## [Directions]
Repeat the records. Match each character exactly.
____ Data provided
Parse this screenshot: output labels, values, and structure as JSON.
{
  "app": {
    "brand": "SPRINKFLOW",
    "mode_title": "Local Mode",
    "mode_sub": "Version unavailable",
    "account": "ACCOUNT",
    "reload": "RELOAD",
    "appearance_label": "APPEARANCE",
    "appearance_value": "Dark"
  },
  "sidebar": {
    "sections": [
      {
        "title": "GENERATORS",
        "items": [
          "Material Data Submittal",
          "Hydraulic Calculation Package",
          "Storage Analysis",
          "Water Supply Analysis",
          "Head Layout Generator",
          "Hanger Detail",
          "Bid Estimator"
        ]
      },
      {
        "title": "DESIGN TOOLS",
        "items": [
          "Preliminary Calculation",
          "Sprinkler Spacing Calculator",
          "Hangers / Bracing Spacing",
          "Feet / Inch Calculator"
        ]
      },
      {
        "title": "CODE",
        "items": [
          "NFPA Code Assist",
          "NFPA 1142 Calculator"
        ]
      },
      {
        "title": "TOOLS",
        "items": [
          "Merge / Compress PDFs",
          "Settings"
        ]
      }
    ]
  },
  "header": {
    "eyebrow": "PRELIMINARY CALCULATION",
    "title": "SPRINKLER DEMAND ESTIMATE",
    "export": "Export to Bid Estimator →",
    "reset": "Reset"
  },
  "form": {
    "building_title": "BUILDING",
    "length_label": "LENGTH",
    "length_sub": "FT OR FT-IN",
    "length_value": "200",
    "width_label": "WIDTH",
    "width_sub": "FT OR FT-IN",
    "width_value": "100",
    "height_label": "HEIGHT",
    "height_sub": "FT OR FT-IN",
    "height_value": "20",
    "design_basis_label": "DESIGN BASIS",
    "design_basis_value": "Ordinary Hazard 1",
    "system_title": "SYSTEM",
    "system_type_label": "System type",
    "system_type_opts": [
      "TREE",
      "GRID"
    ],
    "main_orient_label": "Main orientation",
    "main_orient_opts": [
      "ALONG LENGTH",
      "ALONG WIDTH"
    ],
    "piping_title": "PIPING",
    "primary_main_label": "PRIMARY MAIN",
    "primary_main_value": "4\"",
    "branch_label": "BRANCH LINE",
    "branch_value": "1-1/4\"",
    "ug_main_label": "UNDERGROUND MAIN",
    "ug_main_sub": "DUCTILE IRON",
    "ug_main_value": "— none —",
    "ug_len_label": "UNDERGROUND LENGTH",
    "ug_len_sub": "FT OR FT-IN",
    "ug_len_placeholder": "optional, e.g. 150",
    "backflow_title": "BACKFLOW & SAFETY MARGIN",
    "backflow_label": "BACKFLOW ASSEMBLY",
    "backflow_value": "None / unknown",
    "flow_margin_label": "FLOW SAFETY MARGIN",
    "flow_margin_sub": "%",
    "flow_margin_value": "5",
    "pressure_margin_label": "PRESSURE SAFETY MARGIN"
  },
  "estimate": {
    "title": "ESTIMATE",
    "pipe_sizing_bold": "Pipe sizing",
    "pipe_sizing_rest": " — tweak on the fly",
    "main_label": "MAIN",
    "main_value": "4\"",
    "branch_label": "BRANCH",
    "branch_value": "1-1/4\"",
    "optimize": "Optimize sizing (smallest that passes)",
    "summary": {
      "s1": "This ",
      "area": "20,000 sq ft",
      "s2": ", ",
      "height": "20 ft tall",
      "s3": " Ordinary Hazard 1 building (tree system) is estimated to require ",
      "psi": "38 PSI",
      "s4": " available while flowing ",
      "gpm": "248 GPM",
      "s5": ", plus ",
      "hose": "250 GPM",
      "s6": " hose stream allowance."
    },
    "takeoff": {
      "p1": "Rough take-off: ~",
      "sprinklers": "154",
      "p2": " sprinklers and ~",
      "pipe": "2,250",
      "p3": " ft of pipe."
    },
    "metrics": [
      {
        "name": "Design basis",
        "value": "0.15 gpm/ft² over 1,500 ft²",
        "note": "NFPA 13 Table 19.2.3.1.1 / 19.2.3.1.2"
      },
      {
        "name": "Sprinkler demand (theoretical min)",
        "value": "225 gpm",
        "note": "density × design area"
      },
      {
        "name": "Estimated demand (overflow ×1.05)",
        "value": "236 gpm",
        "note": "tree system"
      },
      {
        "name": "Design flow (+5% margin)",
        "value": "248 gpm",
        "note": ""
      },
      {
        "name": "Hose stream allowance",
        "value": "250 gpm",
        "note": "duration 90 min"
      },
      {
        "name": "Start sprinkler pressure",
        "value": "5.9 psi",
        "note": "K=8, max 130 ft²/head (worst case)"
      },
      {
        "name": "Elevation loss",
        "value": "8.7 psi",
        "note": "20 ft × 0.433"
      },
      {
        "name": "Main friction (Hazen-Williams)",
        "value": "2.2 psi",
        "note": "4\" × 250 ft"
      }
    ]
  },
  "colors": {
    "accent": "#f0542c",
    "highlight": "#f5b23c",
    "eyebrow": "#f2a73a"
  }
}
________
## [Result for this task]
Parse this screenshot: output labels, values, and structure as JSON.
{
  "app": {
    "brand": "SPRINKFLOW",
    "mode_title": "Local Mode",
    "mode_sub": "Version unavailable",
    "account": "ACCOUNT",
    "reload": "RELOAD",
    "appearance_label": "APPEARANCE",
    "appearance_value": "Dark"
  },
  "sidebar": {
    "sections": [
      {
        "title": "GENERATORS",
        "items": [
          "Material Data Submittal",
          "Hydraulic Calculation Package",
          "Storage Analysis",
          "Water Supply Analysis",
          "Head Layout Generator",
          "Hanger Detail",
          "Bid Estimator"
        ]
      },
      {
        "title": "DESIGN TOOLS",
        "items": [
          "Preliminary Calculation",
          "Sprinkler Spacing Calculator",
          "Hangers / Bracing Spacing",
          "Feet / Inch Calculator"
        ]
      },
      {
        "title": "CODE",
        "items": [
          "NFPA Code Assist",
          "NFPA 1142 Calculator"
        ]
      },
      {
        "title": "TOOLS",
        "items": [
          "Merge / Compress PDFs",
          "Settings"
        ]
      }
    ]
  },
  "header": {
    "eyebrow": "PRELIMINARY CALCULATION",
    "title": "SPRINKLER DEMAND ESTIMATE",
    "export": "Export to Bid Estimator →",
    "reset": "Reset"
  },
  "form": {
    "building_title": "BUILDING",
    "length_label": "LENGTH",
    "length_sub": "FT OR FT-IN",
    "length_value": "200",
    "width_label": "WIDTH",
    "width_sub": "FT OR FT-IN",
    "width_value": "100",
    "height_label": "HEIGHT",
    "height_sub": "FT OR FT-IN",
    "height_value": "20",
    "design_basis_label": "DESIGN BASIS",
    "design_basis_value": "Ordinary Hazard 1",
    "system_title": "SYSTEM",
    "system_type_label": "System type",
    "system_type_opts": [
      "TREE",
      "GRID"
    ],
    "main_orient_label": "Main orientation",
    "main_orient_opts": [
      "ALONG LENGTH",
      "ALONG WIDTH"
    ],
    "piping_title": "PIPING",
    "primary_main_label": "PRIMARY MAIN",
    "primary_main_value": "4\"",
    "branch_label": "BRANCH LINE",
    "branch_value": "1-1/4\"",
    "ug_main_label": "UNDERGROUND MAIN",
    "ug_main_sub": "DUCTILE IRON",
    "ug_main_value": "— none —",
    "ug_len_label": "UNDERGROUND LENGTH",
    "ug_len_sub": "FT OR FT-IN",
    "ug_len_placeholder": "optional, e.g. 150",
    "backflow_title": "BACKFLOW & SAFETY MARGIN",
    "backflow_label": "BACKFLOW ASSEMBLY",
    "backflow_value": "None / unknown",
    "flow_margin_label": "FLOW SAFETY MARGIN",
    "flow_margin_sub": "%",
    "flow_margin_value": "5",
    "pressure_margin_label": "PRESSURE SAFETY MARGIN"
  },
  "estimate": {
    "title": "ESTIMATE",
    "pipe_sizing_bold": "Pipe sizing",
    "pipe_sizing_rest": " — tweak on the fly",
    "main_label": "MAIN",
    "main_value": "4\"",
    "branch_label": "BRANCH",
    "branch_value": "1-1/4\"",
    "optimize": "Optimize sizing (smallest that passes)",
    "summary": {
      "s1": "This ",
      "area": "20,000 sq ft",
      "s2": ", ",
      "height": "20 ft tall",
      "s3": " Ordinary Hazard 1 building (tree system) is estimated to require ",
      "psi": "38 PSI",
      "s4": " available while flowing ",
      "gpm": "248 GPM",
      "s5": ", plus ",
      "hose": "250 GPM",
      "s6": " hose stream allowance."
    },
    "takeoff": {
      "p1": "Rough take-off: ~",
      "sprinklers": "154",
      "p2": " sprinklers and ~",
      "pipe": "2,250",
      "p3": " ft of pipe."
    },
    "metrics": [
      {
        "name": "Design basis",
        "value": "0.15 gpm/ft² over 1,500 ft²",
        "note": "NFPA 13 Table 19.2.3.1.1 / 19.2.3.1.2"
      },
      {
        "name": "Sprinkler demand (theoretical min)",
        "value": "225 gpm",
        "note": "density × design area"
      },
      {
        "name": "Estimated demand (overflow ×1.05)",
        "value": "236 gpm",
        "note": "tree system"
      },
      {
        "name": "Design flow (+5% margin)",
        "value": "248 gpm",
        "note": ""
      },
      {
        "name": "Hose stream allowance",
        "value": "250 gpm",
        "note": "duration 90 min"
      },
      {
        "name": "Start sprinkler pressure",
        "value": "5.9 psi",
        "note": "K=8, max 130 ft²/head (worst case)"
      },
      {
        "name": "Elevation loss",
        "value": "8.7 psi",
        "note": "20 ft × 0.433"
      },
      {
        "name": "Main friction (Hazen-Williams)",
        "value": "2.2 psi",
        "note": "4\" × 250 ft"
      }
    ]
  },
  "colors": {
    "accent": "#f0542c",
    "highlight": "#f5b23c",
    "eyebrow": "#f2a73a"
  }
}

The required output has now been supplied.